Neglecting this can be detrimental not just to the success of the ICT initiative – but to the citizen-state relationship as such. If citizens do engage and provide feedback via an ICT solution but government does not respond, it may fuel disillusionment, mistrust and disengagement (Herringshaw, 2017).
Unpack your assumptions
The bottom-line is that the successful implementation of an ICT solution for improving citizen-state feedback loops will depend less on the potential of the technology than on the citizens meant to use it and the governments meant to respond.
Whereas I may be excited about the possibility of ICTS allowing citizens to have a say in their local development processes – such excitement may be short-lived if the respective government structures are opposed to such participation.
Therefore, one key lesson for me has been to reflect on and unpack my own assumptions. By focusing on the possibility of ICTs in promoting citizen voice, I almost overlooked the structural aspect of government’s willingness and capacity to process and respond. Yet, only if all these aspects are considered and aligned, will the ICT-enabled citizen-state feedback mechanism have any hope of success. Let’s get to work!
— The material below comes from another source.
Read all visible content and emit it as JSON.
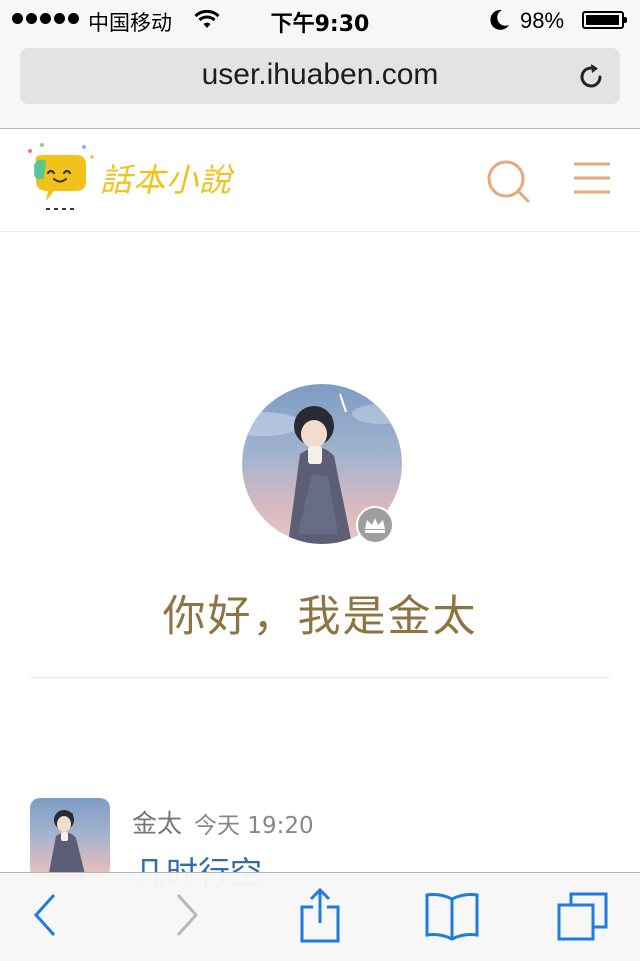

Heeks, R. (2018). Information and Communication Technology for Development (ICT4D). London New York, NY: Routledge, Taylor & Francis Group.
Herringshaw, V. (2017). Addressing failure in ICT-enabled ‘citizen voice – government responsiveness’ interventions: unpacking core assumptions and essential components (Making All Voices Count Programme Learning Report). Brighton: Institute of Development Studies. Retrieved from http://www.makingallvoicescount.org/publication/addressing-failure-ict-enabled-citizen-voice-government-responsiveness-interventions-unpacking-core-assumptions-essential-components/
Herringshaw, V. (2018). Increasing citizen voice and government responsiveness: what does success really look like, and who decides? (Making All Voices Count Programme Learning Report). Brighton: Institute of Development Studies. Retrieved from http://www.makingallvoicescount.org/publication/increasing-citizen-voice-government-responsiveness-success-really-look-like-decides/